By Prachi Salve:
India seems to have had some success with containing malaria, though it’s still the biggest killer. But the country’s public health system is facing fresh challenges now: new and deadly forms of vector-borne diseases like dengue and Japanese Encephalitis (JE). Dengue cases have more than doubled between 2010 and 2013 with a 38% increase in the number of deaths. Japanese encephalitis (JE) has also seen a 73% rise in the number of cases over the same period and a 68% increase in the number of deaths.
Vector-borne disease is the term commonly used to describe an illness caused by an infectious microbe or vector and transmitted to people by blood-sucking arthropods like mosquitoes, fleas, lice, biting flies and bugs.

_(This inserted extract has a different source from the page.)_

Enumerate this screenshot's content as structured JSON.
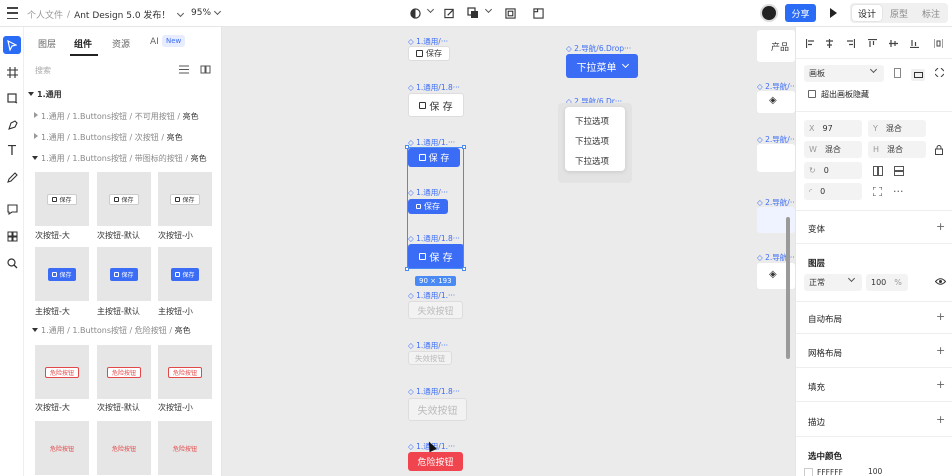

In line with the rising trend of vector-borne diseases across the world, the World Health Organization (WHO), which celebrated World Health Day on 7th April 2014, even came up with a tag line for this year: Small Bite, Big Threat. The idea is to attract attention to the alarming occurrence of vector-borne diseases and step up efforts to work together and prevent these diseases.
The following table shows the deaths and cases recorded under the National Vector-Borne Disease Control Programme (NVBDCP). The six vector-borne diseases covered include malaria, dengue, chikungunya, Japanese Encephalitis (JE), Kala Azar and Filaria.
It can be seen from the table above that malaria is the biggest killer with 285 deaths in 2013. Malaria also has the highest number of cases registered across the country but cases have registered a fall of 56% from 2010 to 2013.
Dengue, on the other hand, has seen more than twice the increase in the number of cases and also a 38% increase in the number of deaths. Japanese encephalitis (JE) has also seen a 73% rise in the number of cases over the same period and a 68% increase in the number of deaths.
Let us now look at the state-wise picture of fatalities. Maharashtra recorded the highest number of deaths (58) due to malaria in 2013 followed by Odisha (55). Dengue fatalities have also increased in Maharashtra with 35 deaths followed by Kerala with 24 fatalities.
Assam registered the maximum deaths (129) due to JE followed by Uttar Pradesh with 45 casualties. The cases of death due to Kala Azar are on the decline but the highest numbers were recorded in Bihar with 14 and West Bengal with 2 fatalities.
Financial assistance is provided by the central Government to states/UTs for prevention and control of vector-borne diseases and procurement of drugs, diagnostic kits, insecticides etc. Here are the details of the funds released and utilised under the scheme from 2010 to 2013:
It can be seen from the table that the overall utilisation of funds for all the years has been around 88%. The fund utilisation was more than 100% in the year 2012 while it was only 59% in 2013.
So, how have states that reported high casualties spent the money allocated under the programme between 2010 and 2013?
Maharashtra, which has reported the highest deaths due to malaria and dengue, has a fund utilisation of only 68% over the last four years.Â An interesting observation is that most states that have reported deaths due to one or multiple diseases have very good fund utilisation over the years; yet they have deaths under various vector-borne diseases.
So, it seems there is a need to look at the way these programmes are designed. And there is a need to concentrate on other diseases like JE and dengue, which are actually more fatal and are increasing in numbers.
The Government has decided to introduce fresh measures under National Vector-Borne Disease Control Programme like National Programme for prevention and control of JE/AES, introduction of bivalent rapid diagnostic kit and new artimisinin combination therapy for malaria.
A vaccination drive against JE has been completed in 130 districts, and is on-going in 15 districts across 16 states. In addition, there is a plan to cover another 32 districts in the next financial year. Further, the Government of India has now introduced two doses of JE under routine immunisation of children with the first dose at 9-12 months and the second dose at 16-24 months.
This article was originally published byÂ IndiaSpend.